• Bailout bill debate starts with pledge from Tsakalotos to oppose credit line

• “One way or another” IMF to remain engaged in Greece

• FYROM’s name talks take “decisive step” forward

• Mitsotakis speaks at global Jewish forum in Jerusalem


# MinFin Euclid Tsakalotos has accused political opponents of using an outdated narrative against the government as debate got underway in parliament for the final bailout-era reform bill. The finance minister stressed that Greece would not be seeking a precautionary credit line. He told conservative lawmakers: “You have not been following the developments and you don’t understand what’s happening … You haven’t been following talks on the debt which are constantly improving as you will see (at the Eurogroup meeting) on June 21.” Parliament is to vote on the bill with the prior actions of the last programme review on Thursday.

# “We will certainly remain engaged one way or the other with Greece.
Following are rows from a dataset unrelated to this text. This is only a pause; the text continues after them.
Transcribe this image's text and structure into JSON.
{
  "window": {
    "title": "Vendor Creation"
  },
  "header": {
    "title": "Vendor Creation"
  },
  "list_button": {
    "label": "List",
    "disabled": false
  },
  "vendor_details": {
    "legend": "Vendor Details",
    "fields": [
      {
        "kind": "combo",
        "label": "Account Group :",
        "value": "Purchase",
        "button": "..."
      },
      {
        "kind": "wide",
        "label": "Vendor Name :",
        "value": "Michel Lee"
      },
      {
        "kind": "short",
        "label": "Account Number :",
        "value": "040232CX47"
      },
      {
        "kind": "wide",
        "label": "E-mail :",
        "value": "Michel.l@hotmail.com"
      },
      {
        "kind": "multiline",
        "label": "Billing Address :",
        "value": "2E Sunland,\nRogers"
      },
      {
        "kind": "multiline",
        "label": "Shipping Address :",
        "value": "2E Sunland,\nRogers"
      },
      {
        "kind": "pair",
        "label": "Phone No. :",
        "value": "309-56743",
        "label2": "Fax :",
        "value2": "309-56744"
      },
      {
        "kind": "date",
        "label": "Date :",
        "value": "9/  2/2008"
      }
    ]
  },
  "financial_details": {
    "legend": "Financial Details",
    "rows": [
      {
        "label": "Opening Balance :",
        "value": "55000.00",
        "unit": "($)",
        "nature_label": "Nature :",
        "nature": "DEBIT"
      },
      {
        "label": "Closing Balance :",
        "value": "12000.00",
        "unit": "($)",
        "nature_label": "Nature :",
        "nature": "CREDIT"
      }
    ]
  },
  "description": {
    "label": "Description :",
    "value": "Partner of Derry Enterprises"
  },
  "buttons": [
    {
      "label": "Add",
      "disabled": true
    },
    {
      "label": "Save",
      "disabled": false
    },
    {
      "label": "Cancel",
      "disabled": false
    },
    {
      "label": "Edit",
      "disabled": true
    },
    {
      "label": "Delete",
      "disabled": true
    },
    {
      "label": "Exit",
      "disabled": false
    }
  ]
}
That will probably come to a (conclusion) which will be much clearer on June 21 at the Eurogroup meeting,” IMF Managing Director Christine Lagarde told reporters in Berlin, after meeting Chancellor Merkel. Germany is reportedly advocating a debt relief deal that would allow for a 15-year extension on bailout fund loans, as long as Greece leaves its cash buffer untouched. Speaking to a Greek financial news website, European Commission Vice-President Valdis Dombrovskis said all sides involved in the negotiations were pressing for a conclusion on June 21, but that “the date is not carved in stone.” He added: “We must ensure that Greece has significant fiscal reserves and that there are upfront debt relief measures that will limit Greece’s exposure to the markets in the first years after the program. We must ensure a gradual return to the markets”.
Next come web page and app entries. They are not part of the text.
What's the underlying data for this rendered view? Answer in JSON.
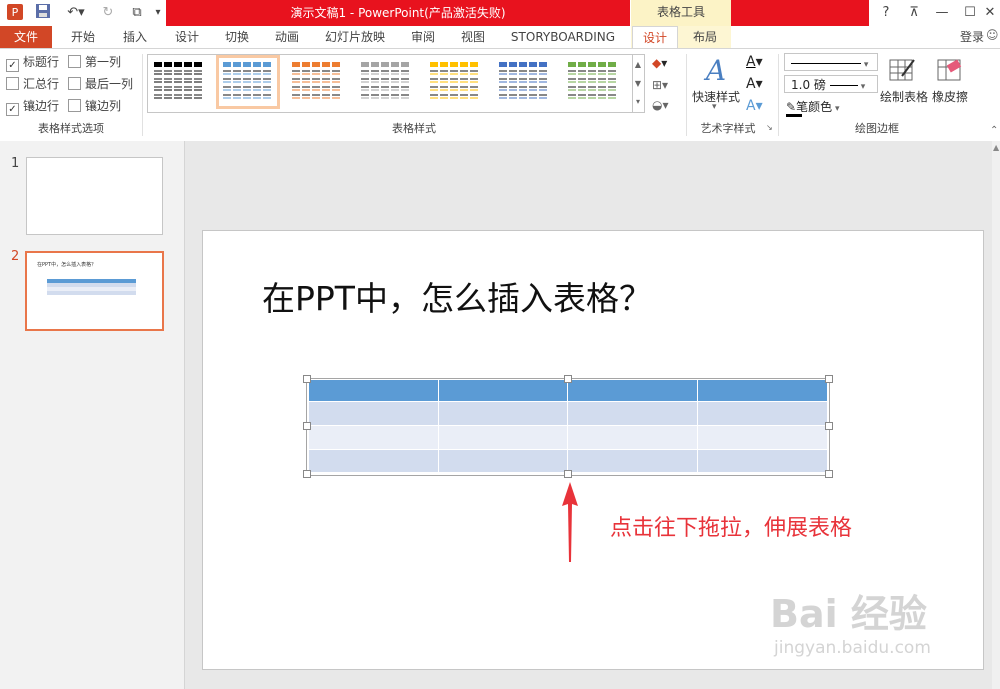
{
  "titlebar": {
    "title": "演示文稿1 - PowerPoint(产品激活失败)",
    "context_header": "表格工具",
    "help": "?",
    "restore_ribbon": "⊼",
    "minimize": "—",
    "maximize": "☐",
    "close": "✕"
  },
  "tabs": {
    "file": "文件",
    "items": [
      "开始",
      "插入",
      "设计",
      "切换",
      "动画",
      "幻灯片放映",
      "审阅",
      "视图",
      "STORYBOARDING"
    ],
    "context_items": [
      "设计",
      "布局"
    ],
    "login": "登录"
  },
  "ribbon": {
    "options": {
      "header_row": "标题行",
      "first_column": "第一列",
      "total_row": "汇总行",
      "last_column": "最后一列",
      "banded_rows": "镶边行",
      "banded_columns": "镶边列",
      "group_label": "表格样式选项",
      "header_row_checked": true,
      "total_row_checked": false,
      "banded_rows_checked": true,
      "first_column_checked": false,
      "last_column_checked": false,
      "banded_columns_checked": false
    },
    "styles": {
      "group_label": "表格样式",
      "thumb_colors": [
        "#000000",
        "#5b9bd5",
        "#ed7d31",
        "#a5a5a5",
        "#ffc000",
        "#4472c4",
        "#70ad47"
      ],
      "selected_index": 1
    },
    "wordart": {
      "quick_styles": "快速样式",
      "group_label": "艺术字样式"
    },
    "borders": {
      "pen_weight": "1.0 磅",
      "pen_color": "笔颜色",
      "draw_table": "绘制表格",
      "eraser": "橡皮擦",
      "group_label": "绘图边框"
    }
  },
  "slides": {
    "thumb1_number": "1",
    "thumb2_number": "2",
    "thumb2_title": "在PPT中，怎么插入表格？"
  },
  "slide": {
    "title": "在PPT中，怎么插入表格？",
    "annotation": "点击往下拖拉，伸展表格",
    "table": {
      "rows": 4,
      "cols": 4,
      "header_color": "#5b9bd5",
      "band_color": "#d2dcee",
      "alt_color": "#eaeef7"
    }
  },
  "watermark": {
    "brand": "Bai 经验",
    "url": "jingyan.baidu.com"
  },
  "colors": {
    "accent": "#d24726",
    "title_red": "#e8121e",
    "annotation_red": "#e8333a"
  }
}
# Talks on the “Macedonia-name” issue have taken a “decisive step” forward, according to Foreign Minister Nikos Kotzias, raising hope for a breakthrough. After weeks of hot-then-cold negotiations, the prime ministers of Greece and FYROM Alexis Tsipras and Zoran Zaev spoke on the phone and are to follow up with another call today. Zaev told local news media that the two leaders spoke about reaching a “historic agreement.” In Athens, junior coalition partner Independent Greeks called an unscheduled news conference for this morning concerning only “party matters” as claimed. According to Syriza sources, “no negative surprises” are expected.
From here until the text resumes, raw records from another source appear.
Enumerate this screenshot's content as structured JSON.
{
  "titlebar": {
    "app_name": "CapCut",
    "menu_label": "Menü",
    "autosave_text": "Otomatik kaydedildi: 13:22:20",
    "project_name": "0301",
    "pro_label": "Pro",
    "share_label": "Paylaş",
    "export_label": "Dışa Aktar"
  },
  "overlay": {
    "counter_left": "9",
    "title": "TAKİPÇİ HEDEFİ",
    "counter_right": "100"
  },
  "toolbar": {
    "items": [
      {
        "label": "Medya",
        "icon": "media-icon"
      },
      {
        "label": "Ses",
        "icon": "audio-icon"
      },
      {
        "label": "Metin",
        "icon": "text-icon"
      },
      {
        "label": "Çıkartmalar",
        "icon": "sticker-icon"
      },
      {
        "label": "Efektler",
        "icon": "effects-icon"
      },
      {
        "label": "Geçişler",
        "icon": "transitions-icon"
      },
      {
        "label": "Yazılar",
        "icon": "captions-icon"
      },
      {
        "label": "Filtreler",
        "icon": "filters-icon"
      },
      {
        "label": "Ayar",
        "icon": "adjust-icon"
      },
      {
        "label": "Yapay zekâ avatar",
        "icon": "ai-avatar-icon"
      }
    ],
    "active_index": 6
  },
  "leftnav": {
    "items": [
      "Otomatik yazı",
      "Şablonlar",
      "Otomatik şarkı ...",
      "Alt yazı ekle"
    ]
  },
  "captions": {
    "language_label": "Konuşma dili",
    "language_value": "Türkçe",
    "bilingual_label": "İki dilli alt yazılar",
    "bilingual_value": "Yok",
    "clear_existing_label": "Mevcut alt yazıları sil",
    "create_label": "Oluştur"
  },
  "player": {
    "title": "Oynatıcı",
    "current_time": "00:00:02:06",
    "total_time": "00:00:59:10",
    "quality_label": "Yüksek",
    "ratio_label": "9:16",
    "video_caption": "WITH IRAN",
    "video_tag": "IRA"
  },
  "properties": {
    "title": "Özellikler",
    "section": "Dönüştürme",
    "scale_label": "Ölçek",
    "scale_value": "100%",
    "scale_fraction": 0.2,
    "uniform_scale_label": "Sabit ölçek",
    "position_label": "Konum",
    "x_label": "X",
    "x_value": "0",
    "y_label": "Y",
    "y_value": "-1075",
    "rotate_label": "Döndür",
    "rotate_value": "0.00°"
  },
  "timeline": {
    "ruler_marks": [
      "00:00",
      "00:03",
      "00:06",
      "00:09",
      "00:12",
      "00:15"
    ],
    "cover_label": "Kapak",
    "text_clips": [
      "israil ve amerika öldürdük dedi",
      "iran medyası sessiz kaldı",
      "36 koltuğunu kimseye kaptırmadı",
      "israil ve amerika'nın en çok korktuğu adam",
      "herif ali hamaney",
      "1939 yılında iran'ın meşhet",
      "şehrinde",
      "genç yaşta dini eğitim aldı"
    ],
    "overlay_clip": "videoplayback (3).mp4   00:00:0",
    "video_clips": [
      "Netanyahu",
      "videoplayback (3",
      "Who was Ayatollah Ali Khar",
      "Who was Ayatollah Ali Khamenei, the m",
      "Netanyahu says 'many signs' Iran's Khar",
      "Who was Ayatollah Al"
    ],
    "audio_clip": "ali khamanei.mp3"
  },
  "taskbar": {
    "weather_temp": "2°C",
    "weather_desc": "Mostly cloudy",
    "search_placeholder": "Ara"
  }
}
# Greek opposition leader Kyriakos Mitsotakis held hour-long talks with Israeli Prime Minister Benjamin Netanyahu and pledged to further strengthen ties between the two countries in the future. “It is my personal commitment to further strengthen this relationship,” MItsotakis said. He traveled to Jerusalem to speak at the American Jewish Committee’s annual global forum. The AJC honoured Mitsotakis’ father, Constantine Mitsotakis, who as prime minister recognised Israel in 1990 on behalf of the Greek government in his first act of foreign policy.

On our Radar: Anarchists tried to storm into the Public Order Ministry
Protests against police have intensified as a jailed terrorist gunman completes two weeks on hunger strike. Dimitris Koufodinas, the lead assassin of the far-left group November 17, began the protest after being denied his third prison leave, following a challenge by a public prosecutor. Members of the anarchist group Rubicon tried to storm into the Public Order Ministry building in northern Athens, scattering leaflets near the entrance. They were all detained for questioning. Koufodinas remains under guard at a state hospital.